Supplied records START

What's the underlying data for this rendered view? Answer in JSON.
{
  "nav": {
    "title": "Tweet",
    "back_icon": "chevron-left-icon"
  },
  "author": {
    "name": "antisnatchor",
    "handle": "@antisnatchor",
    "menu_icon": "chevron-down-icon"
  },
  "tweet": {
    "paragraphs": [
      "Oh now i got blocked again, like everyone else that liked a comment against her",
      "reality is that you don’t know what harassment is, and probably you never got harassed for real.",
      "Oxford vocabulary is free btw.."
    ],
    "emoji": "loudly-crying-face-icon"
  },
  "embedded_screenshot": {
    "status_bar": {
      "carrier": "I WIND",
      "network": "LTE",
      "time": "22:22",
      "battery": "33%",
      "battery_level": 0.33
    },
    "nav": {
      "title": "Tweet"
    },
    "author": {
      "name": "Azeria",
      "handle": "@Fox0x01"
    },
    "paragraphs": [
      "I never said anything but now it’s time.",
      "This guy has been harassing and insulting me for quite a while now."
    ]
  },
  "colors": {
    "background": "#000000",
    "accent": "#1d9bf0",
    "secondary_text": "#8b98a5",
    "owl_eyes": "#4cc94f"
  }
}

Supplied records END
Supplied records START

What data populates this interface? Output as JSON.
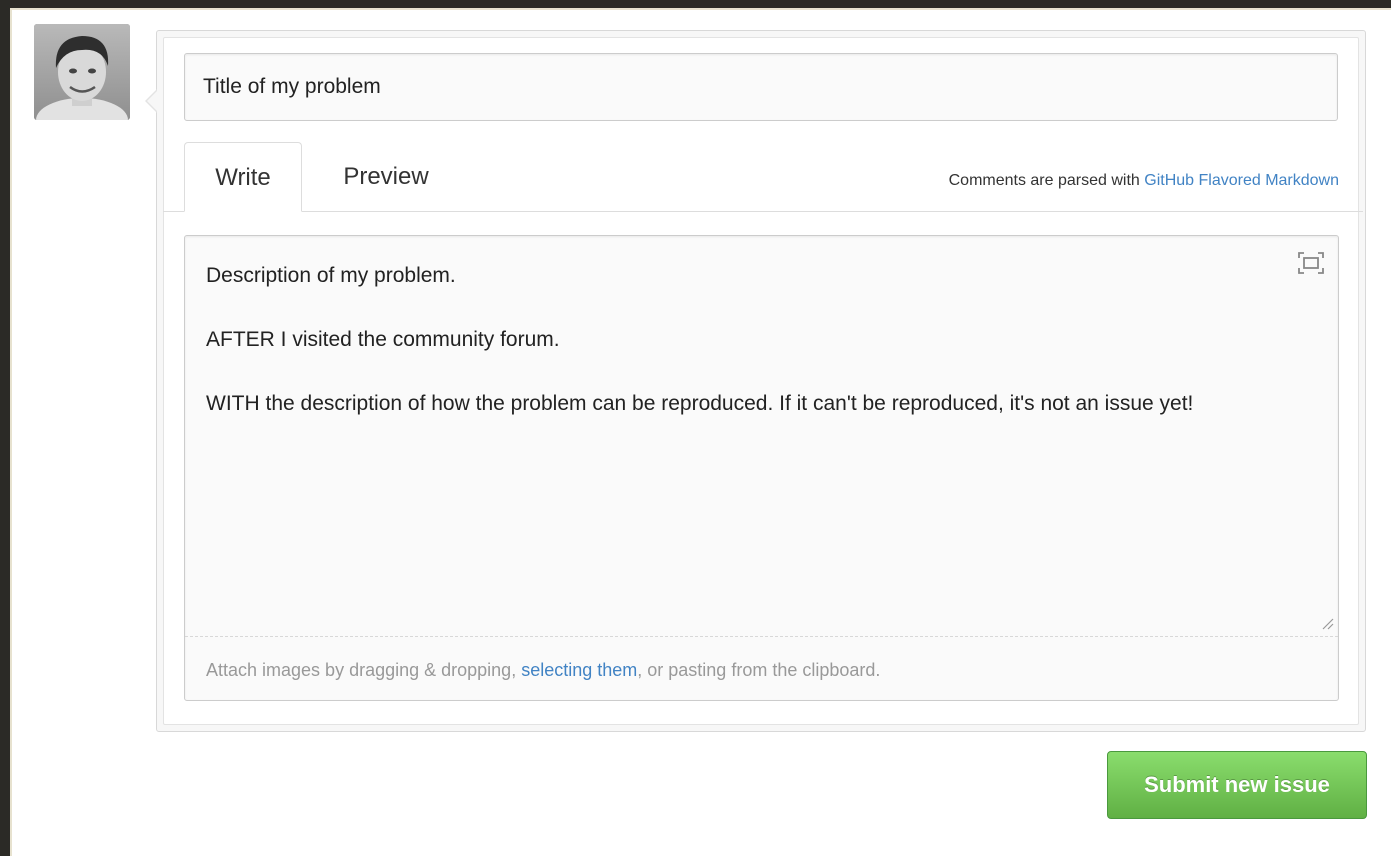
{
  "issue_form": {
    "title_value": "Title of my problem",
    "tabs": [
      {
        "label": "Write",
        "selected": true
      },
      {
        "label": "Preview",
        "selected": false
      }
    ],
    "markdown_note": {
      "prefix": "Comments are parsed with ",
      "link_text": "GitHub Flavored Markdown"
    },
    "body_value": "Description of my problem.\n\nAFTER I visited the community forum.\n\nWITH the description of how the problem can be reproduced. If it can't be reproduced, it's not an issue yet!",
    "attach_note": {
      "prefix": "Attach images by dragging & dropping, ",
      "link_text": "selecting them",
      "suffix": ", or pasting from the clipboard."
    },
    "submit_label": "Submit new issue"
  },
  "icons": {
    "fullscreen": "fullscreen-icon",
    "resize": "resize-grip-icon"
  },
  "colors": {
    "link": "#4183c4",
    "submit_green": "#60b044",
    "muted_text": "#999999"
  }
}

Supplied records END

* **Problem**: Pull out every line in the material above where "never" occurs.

* **Answer to this task**:
      "reality is that you don’t know what harassment is, and probably you never got harassed for real.",
      "I never said anything but now it’s time.",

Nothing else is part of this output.